--- SUPPLIED ENTRIES ---

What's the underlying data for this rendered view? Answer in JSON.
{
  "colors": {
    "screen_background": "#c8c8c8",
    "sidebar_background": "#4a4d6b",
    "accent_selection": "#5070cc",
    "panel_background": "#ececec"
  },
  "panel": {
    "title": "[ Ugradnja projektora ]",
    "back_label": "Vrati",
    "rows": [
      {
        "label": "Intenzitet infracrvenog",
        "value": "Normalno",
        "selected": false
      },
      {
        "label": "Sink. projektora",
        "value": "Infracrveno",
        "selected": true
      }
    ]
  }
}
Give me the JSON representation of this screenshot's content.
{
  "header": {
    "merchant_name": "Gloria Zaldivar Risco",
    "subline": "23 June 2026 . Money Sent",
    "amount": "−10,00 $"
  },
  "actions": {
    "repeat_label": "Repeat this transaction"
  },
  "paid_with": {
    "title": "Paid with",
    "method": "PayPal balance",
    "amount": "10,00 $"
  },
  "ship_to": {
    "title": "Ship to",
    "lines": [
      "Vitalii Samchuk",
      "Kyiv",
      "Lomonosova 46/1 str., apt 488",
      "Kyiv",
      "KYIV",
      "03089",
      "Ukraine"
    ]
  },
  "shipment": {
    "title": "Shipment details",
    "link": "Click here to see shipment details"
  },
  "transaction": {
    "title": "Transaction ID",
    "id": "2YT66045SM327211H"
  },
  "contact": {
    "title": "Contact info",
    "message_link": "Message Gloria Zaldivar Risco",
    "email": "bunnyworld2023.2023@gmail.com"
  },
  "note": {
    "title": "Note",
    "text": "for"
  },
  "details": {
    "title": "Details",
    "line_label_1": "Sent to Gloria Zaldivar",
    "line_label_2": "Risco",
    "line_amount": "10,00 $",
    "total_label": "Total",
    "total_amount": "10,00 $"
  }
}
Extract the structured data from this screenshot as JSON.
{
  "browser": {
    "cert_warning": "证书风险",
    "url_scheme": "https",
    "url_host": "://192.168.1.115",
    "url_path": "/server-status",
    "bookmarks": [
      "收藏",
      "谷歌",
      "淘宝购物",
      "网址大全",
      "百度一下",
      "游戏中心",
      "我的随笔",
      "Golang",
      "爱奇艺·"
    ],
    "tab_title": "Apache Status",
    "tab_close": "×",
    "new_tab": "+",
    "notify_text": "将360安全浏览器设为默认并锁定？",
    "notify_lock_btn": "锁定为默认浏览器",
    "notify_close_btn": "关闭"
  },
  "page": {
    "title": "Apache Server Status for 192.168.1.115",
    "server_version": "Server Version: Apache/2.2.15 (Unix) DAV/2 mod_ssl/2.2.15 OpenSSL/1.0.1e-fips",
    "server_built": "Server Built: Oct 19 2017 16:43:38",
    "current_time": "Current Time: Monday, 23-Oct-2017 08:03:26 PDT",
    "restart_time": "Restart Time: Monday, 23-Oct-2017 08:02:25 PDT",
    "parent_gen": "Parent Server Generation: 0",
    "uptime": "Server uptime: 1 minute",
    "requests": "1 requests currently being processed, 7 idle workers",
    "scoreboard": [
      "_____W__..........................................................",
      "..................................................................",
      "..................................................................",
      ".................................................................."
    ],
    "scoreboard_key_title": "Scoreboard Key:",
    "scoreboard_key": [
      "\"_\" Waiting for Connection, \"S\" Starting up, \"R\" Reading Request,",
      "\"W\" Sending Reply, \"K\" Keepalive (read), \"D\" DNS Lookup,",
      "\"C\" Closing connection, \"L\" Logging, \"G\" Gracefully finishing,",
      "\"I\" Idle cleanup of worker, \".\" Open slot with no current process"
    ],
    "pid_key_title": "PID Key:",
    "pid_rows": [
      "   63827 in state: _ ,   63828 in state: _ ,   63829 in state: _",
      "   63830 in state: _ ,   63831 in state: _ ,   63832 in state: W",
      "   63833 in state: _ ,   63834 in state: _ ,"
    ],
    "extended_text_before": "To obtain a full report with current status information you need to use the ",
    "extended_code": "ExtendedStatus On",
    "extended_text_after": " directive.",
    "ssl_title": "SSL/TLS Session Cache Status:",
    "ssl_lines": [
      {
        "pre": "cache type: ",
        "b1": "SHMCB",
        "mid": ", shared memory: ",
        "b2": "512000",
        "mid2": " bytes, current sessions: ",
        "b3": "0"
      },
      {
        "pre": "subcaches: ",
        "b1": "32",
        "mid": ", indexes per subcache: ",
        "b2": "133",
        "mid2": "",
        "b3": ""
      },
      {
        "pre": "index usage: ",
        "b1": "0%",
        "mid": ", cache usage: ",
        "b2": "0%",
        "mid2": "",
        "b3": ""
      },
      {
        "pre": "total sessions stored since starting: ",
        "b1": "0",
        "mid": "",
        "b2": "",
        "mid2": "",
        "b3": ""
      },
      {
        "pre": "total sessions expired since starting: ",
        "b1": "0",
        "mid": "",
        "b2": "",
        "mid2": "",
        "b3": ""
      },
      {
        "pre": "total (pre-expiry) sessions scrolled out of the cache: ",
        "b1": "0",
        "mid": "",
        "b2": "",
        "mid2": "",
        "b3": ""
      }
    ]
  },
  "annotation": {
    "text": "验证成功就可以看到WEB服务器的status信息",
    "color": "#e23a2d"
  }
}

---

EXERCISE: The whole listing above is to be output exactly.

SOLUTION FOR THIS PROBLEM:
What's the underlying data for this rendered view? Answer in JSON.
{
  "colors": {
    "screen_background": "#c8c8c8",
    "sidebar_background": "#4a4d6b",
    "accent_selection": "#5070cc",
    "panel_background": "#ececec"
  },
  "panel": {
    "title": "[ Ugradnja projektora ]",
    "back_label": "Vrati",
    "rows": [
      {
        "label": "Intenzitet infracrvenog",
        "value": "Normalno",
        "selected": false
      },
      {
        "label": "Sink. projektora",
        "value": "Infracrveno",
        "selected": true
      }
    ]
  }
}
Give me the JSON representation of this screenshot's content.
{
  "header": {
    "merchant_name": "Gloria Zaldivar Risco",
    "subline": "23 June 2026 . Money Sent",
    "amount": "−10,00 $"
  },
  "actions": {
    "repeat_label": "Repeat this transaction"
  },
  "paid_with": {
    "title": "Paid with",
    "method": "PayPal balance",
    "amount": "10,00 $"
  },
  "ship_to": {
    "title": "Ship to",
    "lines": [
      "Vitalii Samchuk",
      "Kyiv",
      "Lomonosova 46/1 str., apt 488",
      "Kyiv",
      "KYIV",
      "03089",
      "Ukraine"
    ]
  },
  "shipment": {
    "title": "Shipment details",
    "link": "Click here to see shipment details"
  },
  "transaction": {
    "title": "Transaction ID",
    "id": "2YT66045SM327211H"
  },
  "contact": {
    "title": "Contact info",
    "message_link": "Message Gloria Zaldivar Risco",
    "email": "bunnyworld2023.2023@gmail.com"
  },
  "note": {
    "title": "Note",
    "text": "for"
  },
  "details": {
    "title": "Details",
    "line_label_1": "Sent to Gloria Zaldivar",
    "line_label_2": "Risco",
    "line_amount": "10,00 $",
    "total_label": "Total",
    "total_amount": "10,00 $"
  }
}
Extract the structured data from this screenshot as JSON.
{
  "browser": {
    "cert_warning": "证书风险",
    "url_scheme": "https",
    "url_host": "://192.168.1.115",
    "url_path": "/server-status",
    "bookmarks": [
      "收藏",
      "谷歌",
      "淘宝购物",
      "网址大全",
      "百度一下",
      "游戏中心",
      "我的随笔",
      "Golang",
      "爱奇艺·"
    ],
    "tab_title": "Apache Status",
    "tab_close": "×",
    "new_tab": "+",
    "notify_text": "将360安全浏览器设为默认并锁定？",
    "notify_lock_btn": "锁定为默认浏览器",
    "notify_close_btn": "关闭"
  },
  "page": {
    "title": "Apache Server Status for 192.168.1.115",
    "server_version": "Server Version: Apache/2.2.15 (Unix) DAV/2 mod_ssl/2.2.15 OpenSSL/1.0.1e-fips",
    "server_built": "Server Built: Oct 19 2017 16:43:38",
    "current_time": "Current Time: Monday, 23-Oct-2017 08:03:26 PDT",
    "restart_time": "Restart Time: Monday, 23-Oct-2017 08:02:25 PDT",
    "parent_gen": "Parent Server Generation: 0",
    "uptime": "Server uptime: 1 minute",
    "requests": "1 requests currently being processed, 7 idle workers",
    "scoreboard": [
      "_____W__..........................................................",
      "..................................................................",
      "..................................................................",
      ".................................................................."
    ],
    "scoreboard_key_title": "Scoreboard Key:",
    "scoreboard_key": [
      "\"_\" Waiting for Connection, \"S\" Starting up, \"R\" Reading Request,",
      "\"W\" Sending Reply, \"K\" Keepalive (read), \"D\" DNS Lookup,",
      "\"C\" Closing connection, \"L\" Logging, \"G\" Gracefully finishing,",
      "\"I\" Idle cleanup of worker, \".\" Open slot with no current process"
    ],
    "pid_key_title": "PID Key:",
    "pid_rows": [
      "   63827 in state: _ ,   63828 in state: _ ,   63829 in state: _",
      "   63830 in state: _ ,   63831 in state: _ ,   63832 in state: W",
      "   63833 in state: _ ,   63834 in state: _ ,"
    ],
    "extended_text_before": "To obtain a full report with current status information you need to use the ",
    "extended_code": "ExtendedStatus On",
    "extended_text_after": " directive.",
    "ssl_title": "SSL/TLS Session Cache Status:",
    "ssl_lines": [
      {
        "pre": "cache type: ",
        "b1": "SHMCB",
        "mid": ", shared memory: ",
        "b2": "512000",
        "mid2": " bytes, current sessions: ",
        "b3": "0"
      },
      {
        "pre": "subcaches: ",
        "b1": "32",
        "mid": ", indexes per subcache: ",
        "b2": "133",
        "mid2": "",
        "b3": ""
      },
      {
        "pre": "index usage: ",
        "b1": "0%",
        "mid": ", cache usage: ",
        "b2": "0%",
        "mid2": "",
        "b3": ""
      },
      {
        "pre": "total sessions stored since starting: ",
        "b1": "0",
        "mid": "",
        "b2": "",
        "mid2": "",
        "b3": ""
      },
      {
        "pre": "total sessions expired since starting: ",
        "b1": "0",
        "mid": "",
        "b2": "",
        "mid2": "",
        "b3": ""
      },
      {
        "pre": "total (pre-expiry) sessions scrolled out of the cache: ",
        "b1": "0",
        "mid": "",
        "b2": "",
        "mid2": "",
        "b3": ""
      }
    ]
  },
  "annotation": {
    "text": "验证成功就可以看到WEB服务器的status信息",
    "color": "#e23a2d"
  }
}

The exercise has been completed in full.